We (tenth grade English Speakers class at Neveh Channah High School, Etzion Bloc, Israel) are using a wiki to carry on a collaborative project with students of Mrs. Sharon Peters at Lower Canada College in Montreal.
We have been studying each others literature, writing about Jerusalem and Montreal and now are beginning to discuss each others work and cultures.
The wikis (ours - http://jerusalem.wikispaces.com and LCC’s - http://montreal.wikispaces.com/)
are serving as an environment to show assignments, post videos, publish research and discuss the research and each others culture (in the discussion area).
The project is still under way and hopefully will continue to develop.
This project is part of a Project sponsored by the Israeli Ministry of Education:
http://cms.education.gov.il/EducationCMS/Units/Ipncl/
Comment by SparklingDrift on April 8, 2007 at 12:42pm
Funny you should say that. I think I was unconsciously influenced into that example by a joint project between theses two schools that tried a cross-cultural family history wiki (http://neverforget.wikispaces.com/). Thanks for your example. I'll happily include it on my list.
Comment by MP Bumsted on April 8, 2007 at 9:49pm
I'll put a reference on the edublogs forum about this.
Wiki Blog Collaboration - — why, when, how http://edublogs.org/forums/forum.php?id=7
Comment by gordon brune on July 11, 2007 at 7:16am
Thanks for this. I have had the same thoughts but you nicely put them together.

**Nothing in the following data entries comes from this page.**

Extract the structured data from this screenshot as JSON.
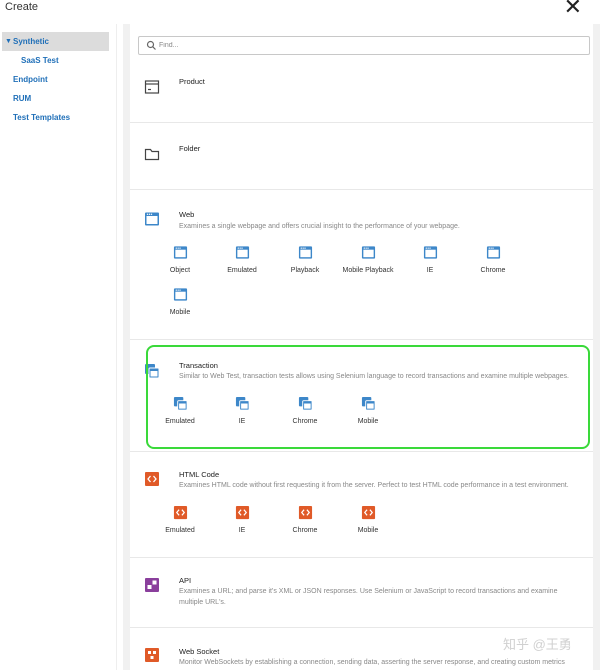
{
  "window": {
    "title": "Create"
  },
  "sidebar": {
    "items": [
      {
        "label": "Synthetic"
      },
      {
        "label": "SaaS Test"
      },
      {
        "label": "Endpoint"
      },
      {
        "label": "RUM"
      },
      {
        "label": "Test Templates"
      }
    ]
  },
  "search": {
    "placeholder": "Find..."
  },
  "sections": {
    "product": {
      "title": "Product"
    },
    "folder": {
      "title": "Folder"
    },
    "web": {
      "title": "Web",
      "description": "Examines a single webpage and offers crucial insight to the performance of your webpage.",
      "tiles": [
        "Object",
        "Emulated",
        "Playback",
        "Mobile Playback",
        "IE",
        "Chrome",
        "Mobile"
      ]
    },
    "transaction": {
      "title": "Transaction",
      "description": "Similar to Web Test, transaction tests allows using Selenium language to record transactions and examine multiple webpages.",
      "tiles": [
        "Emulated",
        "IE",
        "Chrome",
        "Mobile"
      ]
    },
    "html_code": {
      "title": "HTML Code",
      "description": "Examines HTML code without first requesting it from the server. Perfect to test HTML code performance in a test environment.",
      "tiles": [
        "Emulated",
        "IE",
        "Chrome",
        "Mobile"
      ]
    },
    "api": {
      "title": "API",
      "description": "Examines a URL; and parse it's XML or JSON responses. Use Selenium or JavaScript to record transactions and examine multiple URL's."
    },
    "websocket": {
      "title": "Web Socket",
      "description": "Monitor WebSockets by establishing a connection, sending data, asserting the server response, and creating custom metrics"
    }
  },
  "watermark": "知乎 @王勇",
  "colors": {
    "link": "#1f6fb8",
    "web_icon": "#3d87c9",
    "html_icon": "#e05a28",
    "api_icon": "#8a3f9c",
    "highlight": "#3ad93a"
  }
}
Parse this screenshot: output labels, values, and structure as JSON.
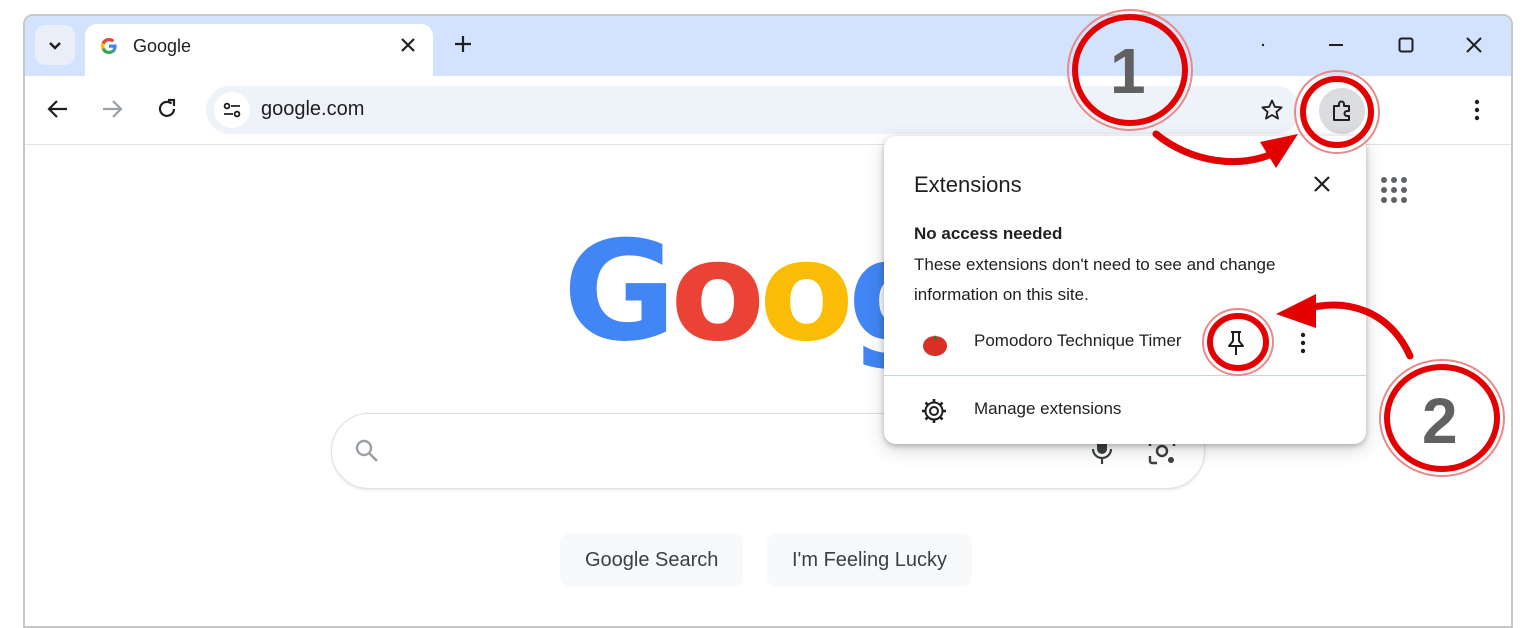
{
  "tab": {
    "title": "Google"
  },
  "toolbar": {
    "url": "google.com"
  },
  "search": {
    "buttons": [
      "Google Search",
      "I'm Feeling Lucky"
    ]
  },
  "logo": {
    "letters": [
      "G",
      "o",
      "o",
      "g"
    ],
    "colors": [
      "#4285F4",
      "#EA4335",
      "#FBBC05",
      "#4285F4"
    ]
  },
  "popup": {
    "title": "Extensions",
    "section_heading": "No access needed",
    "description": "These extensions don't need to see and change information on this site.",
    "extension_name": "Pomodoro Technique Timer",
    "manage_label": "Manage extensions"
  },
  "annotations": {
    "step1": "1",
    "step2": "2",
    "color": "#e30000"
  }
}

I'm about to "sell" wikis to a group of teachers and this will help.

Comment

You need to be a member of Classroom 2.0 to add comments!

Join Classroom 2.0

Report

Win at School

Commercial Policy

If you are representing a commercial entity, please see the specific guidelines on your participation.

Badge

Loading…

Follow

Awards:

© 2019   Created by Steve Hargadon.   Powered by

Badges  |  Report an Issue  |  Terms of Service